But the deadly crashes in Chicago highlight an especially dangerous variation of the right hook, and that’s when it involves a long truck or trailer. You might have noticed those warning signs on the back of tractor-trailers that say “Danger! This Vehicle Makes Wide Turns!” When a long vehicle makes a tight turn, the driver first pulls forward and then turns the front wheels sharply, but the rear wheels don’t steer so they just drag along, cutting the corner to the inside. That’s why you see so many tire scuff marks on curbs and at roundabout aprons.

Now visualize that truck. Its cargo bed is above and wider than the tires. The cargo bed will cross above the curb before that rear tire scuffs it. Worse still, if you are knocked down alongside a turning vehicle the rear tires are trailing to the inside of the turn and could still run over you. This hazard also applies to pedestrians standing at corners. Never stand or squeeze in alongside trucks or buses, ever. If they start to turn, you will be trapped with nowhere to go.

MoBikeFed comment: This is an ongoing issue for bicyclists. Even experienced cyclists can be fooled by a truck that looks like it is moving to the left--but is actually ***preparing for a turn to the right***.
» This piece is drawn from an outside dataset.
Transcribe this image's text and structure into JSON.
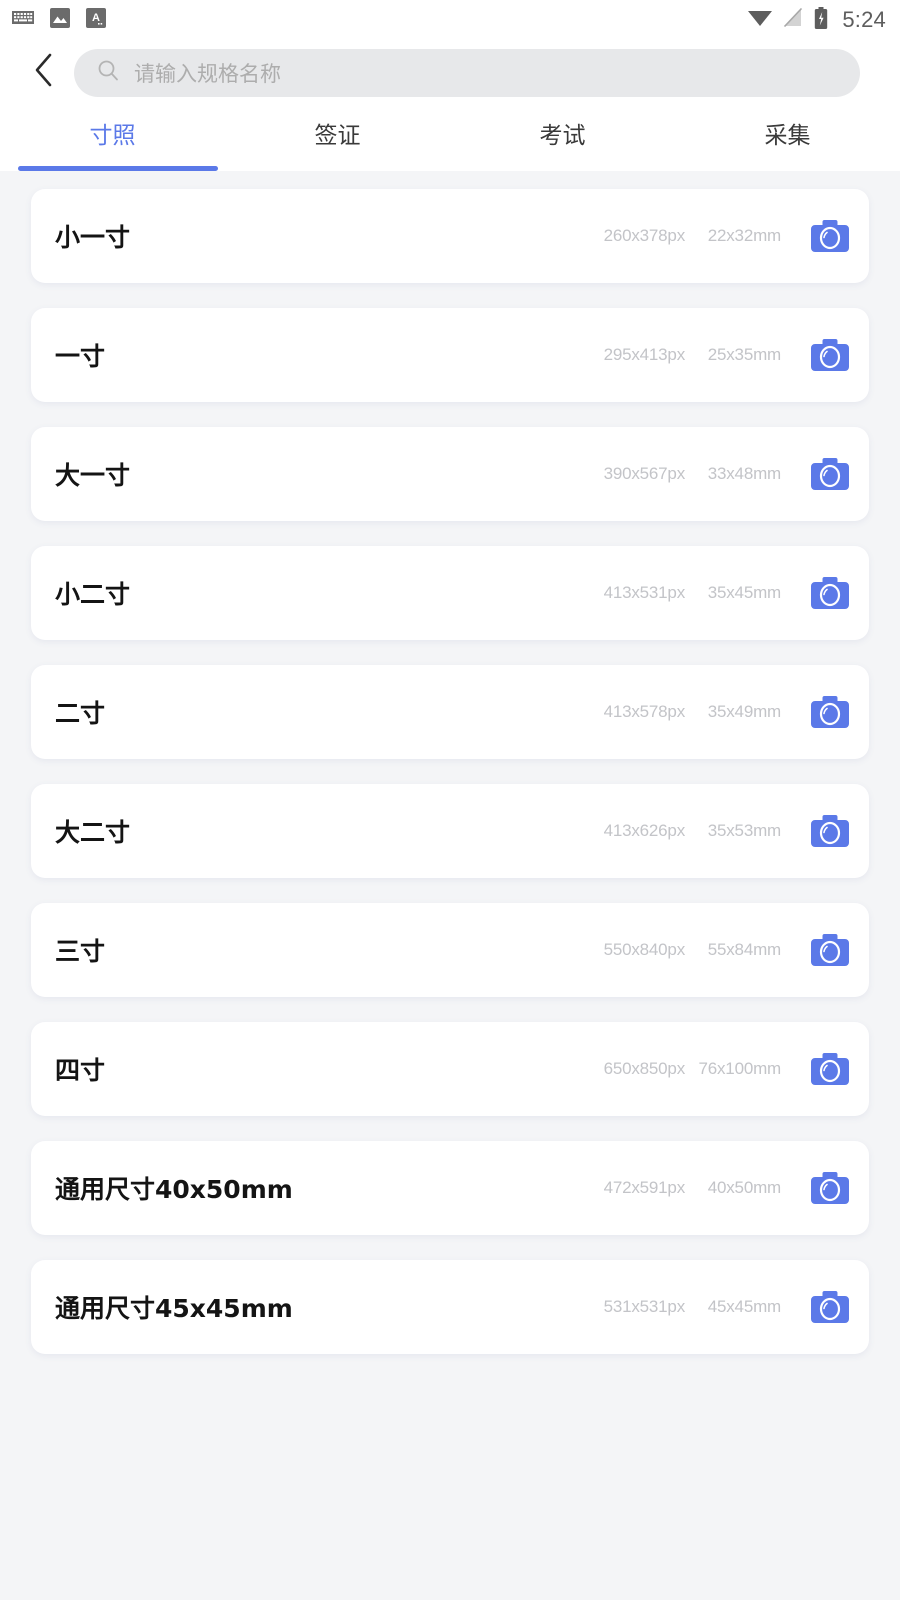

We have created a page and a downloadable/printable graphic that explains the issue and how to avoid this deceptive and dangerous situation: